**Items from a data source**
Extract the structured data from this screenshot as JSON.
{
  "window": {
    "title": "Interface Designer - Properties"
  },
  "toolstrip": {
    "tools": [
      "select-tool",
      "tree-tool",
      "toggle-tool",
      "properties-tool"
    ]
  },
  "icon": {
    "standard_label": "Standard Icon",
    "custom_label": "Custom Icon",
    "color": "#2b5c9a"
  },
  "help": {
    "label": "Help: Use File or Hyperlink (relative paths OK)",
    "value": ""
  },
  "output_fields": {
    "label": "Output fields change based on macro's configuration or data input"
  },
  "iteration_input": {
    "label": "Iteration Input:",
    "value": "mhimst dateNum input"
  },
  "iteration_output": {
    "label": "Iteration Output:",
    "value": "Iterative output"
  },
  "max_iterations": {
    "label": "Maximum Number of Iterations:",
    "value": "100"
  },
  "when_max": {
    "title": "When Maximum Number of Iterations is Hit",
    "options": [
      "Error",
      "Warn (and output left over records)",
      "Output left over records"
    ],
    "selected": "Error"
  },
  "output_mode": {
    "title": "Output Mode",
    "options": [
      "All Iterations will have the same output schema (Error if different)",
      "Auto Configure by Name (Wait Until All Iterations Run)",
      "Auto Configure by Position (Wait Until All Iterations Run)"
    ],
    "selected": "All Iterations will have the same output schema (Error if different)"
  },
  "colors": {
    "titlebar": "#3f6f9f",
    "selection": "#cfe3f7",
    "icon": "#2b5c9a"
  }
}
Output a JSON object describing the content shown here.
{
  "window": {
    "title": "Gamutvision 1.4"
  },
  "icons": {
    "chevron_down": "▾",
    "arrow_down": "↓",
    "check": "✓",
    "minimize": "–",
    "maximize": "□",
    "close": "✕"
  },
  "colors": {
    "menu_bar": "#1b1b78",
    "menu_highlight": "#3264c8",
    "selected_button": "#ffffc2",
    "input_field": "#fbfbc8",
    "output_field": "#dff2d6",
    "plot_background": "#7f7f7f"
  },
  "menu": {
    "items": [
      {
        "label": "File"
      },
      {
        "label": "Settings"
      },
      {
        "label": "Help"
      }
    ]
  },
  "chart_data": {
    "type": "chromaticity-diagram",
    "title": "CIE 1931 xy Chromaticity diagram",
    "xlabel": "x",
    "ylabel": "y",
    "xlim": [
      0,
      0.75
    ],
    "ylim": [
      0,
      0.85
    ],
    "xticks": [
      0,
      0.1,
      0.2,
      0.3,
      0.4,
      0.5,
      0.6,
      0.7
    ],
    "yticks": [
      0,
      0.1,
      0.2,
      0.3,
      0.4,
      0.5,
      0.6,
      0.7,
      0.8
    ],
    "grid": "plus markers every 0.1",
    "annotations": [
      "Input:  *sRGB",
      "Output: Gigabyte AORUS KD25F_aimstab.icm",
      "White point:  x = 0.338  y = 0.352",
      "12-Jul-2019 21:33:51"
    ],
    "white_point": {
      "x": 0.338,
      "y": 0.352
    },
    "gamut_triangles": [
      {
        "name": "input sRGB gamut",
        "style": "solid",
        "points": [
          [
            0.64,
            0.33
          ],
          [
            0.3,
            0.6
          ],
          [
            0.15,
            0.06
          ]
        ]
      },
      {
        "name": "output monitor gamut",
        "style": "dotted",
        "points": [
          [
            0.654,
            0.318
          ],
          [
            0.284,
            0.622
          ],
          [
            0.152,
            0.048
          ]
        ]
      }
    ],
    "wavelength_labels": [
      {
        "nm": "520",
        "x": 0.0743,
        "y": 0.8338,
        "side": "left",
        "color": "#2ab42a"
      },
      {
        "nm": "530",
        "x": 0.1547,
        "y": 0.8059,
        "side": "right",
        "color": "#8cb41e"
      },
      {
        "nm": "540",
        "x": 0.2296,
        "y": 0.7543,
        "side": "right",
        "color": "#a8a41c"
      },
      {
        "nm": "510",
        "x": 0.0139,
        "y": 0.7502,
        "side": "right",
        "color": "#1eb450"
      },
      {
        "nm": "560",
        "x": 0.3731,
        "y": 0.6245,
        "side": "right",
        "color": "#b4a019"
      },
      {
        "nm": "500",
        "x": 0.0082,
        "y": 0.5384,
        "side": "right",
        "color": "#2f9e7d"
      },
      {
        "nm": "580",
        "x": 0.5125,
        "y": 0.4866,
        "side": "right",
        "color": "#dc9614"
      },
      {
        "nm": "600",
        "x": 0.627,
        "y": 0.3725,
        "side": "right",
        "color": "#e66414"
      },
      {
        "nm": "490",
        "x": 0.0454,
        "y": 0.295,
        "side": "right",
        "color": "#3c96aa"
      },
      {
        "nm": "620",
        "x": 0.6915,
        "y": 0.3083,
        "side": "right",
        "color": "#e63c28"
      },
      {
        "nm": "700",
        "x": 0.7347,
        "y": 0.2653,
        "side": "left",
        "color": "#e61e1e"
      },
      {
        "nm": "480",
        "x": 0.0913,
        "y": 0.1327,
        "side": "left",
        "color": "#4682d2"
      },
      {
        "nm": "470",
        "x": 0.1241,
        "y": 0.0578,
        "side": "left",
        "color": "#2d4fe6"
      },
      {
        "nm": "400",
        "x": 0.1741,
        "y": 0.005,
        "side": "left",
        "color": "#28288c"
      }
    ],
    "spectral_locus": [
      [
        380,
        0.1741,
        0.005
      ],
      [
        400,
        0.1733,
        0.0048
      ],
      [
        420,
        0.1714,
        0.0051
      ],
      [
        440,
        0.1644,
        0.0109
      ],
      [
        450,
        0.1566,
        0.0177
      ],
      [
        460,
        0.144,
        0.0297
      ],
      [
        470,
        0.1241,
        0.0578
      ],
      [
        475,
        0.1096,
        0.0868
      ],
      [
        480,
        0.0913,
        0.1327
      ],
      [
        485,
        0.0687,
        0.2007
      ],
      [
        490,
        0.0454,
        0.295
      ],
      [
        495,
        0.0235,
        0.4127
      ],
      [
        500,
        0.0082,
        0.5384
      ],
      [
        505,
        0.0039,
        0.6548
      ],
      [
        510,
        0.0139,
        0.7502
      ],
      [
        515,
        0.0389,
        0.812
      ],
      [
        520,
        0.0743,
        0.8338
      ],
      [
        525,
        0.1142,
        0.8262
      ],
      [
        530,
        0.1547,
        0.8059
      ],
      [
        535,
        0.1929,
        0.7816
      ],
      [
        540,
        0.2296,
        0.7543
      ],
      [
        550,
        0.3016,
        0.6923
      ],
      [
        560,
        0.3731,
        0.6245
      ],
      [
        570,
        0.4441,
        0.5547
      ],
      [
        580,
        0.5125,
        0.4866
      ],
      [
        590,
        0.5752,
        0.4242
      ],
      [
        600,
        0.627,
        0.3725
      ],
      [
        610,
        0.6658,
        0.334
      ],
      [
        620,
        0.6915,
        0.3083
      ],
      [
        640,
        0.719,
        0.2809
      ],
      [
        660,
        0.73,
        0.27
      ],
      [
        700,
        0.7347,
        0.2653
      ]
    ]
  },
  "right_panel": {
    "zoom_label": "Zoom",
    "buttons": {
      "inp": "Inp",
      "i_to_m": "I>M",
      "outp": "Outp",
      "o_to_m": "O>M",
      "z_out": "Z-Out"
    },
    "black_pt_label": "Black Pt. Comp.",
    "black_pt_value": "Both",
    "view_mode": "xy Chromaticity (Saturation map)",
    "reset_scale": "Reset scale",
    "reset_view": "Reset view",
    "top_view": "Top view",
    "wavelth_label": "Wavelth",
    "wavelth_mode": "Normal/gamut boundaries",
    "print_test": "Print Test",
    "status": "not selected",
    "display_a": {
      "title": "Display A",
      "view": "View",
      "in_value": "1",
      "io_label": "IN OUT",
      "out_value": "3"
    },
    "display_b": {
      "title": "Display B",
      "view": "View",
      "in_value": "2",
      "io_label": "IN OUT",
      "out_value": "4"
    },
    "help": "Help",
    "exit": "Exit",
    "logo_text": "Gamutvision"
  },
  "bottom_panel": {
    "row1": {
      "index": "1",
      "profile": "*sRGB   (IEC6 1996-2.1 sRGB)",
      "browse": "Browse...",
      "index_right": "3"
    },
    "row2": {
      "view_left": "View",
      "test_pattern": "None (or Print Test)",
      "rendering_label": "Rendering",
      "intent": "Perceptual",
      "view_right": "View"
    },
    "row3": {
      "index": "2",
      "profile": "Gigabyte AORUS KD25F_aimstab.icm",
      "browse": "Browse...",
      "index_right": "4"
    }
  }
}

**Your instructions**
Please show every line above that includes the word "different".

**Answer box**
      "All Iterations will have the same output schema (Error if different)",
    "selected": "All Iterations will have the same output schema (Error if different)"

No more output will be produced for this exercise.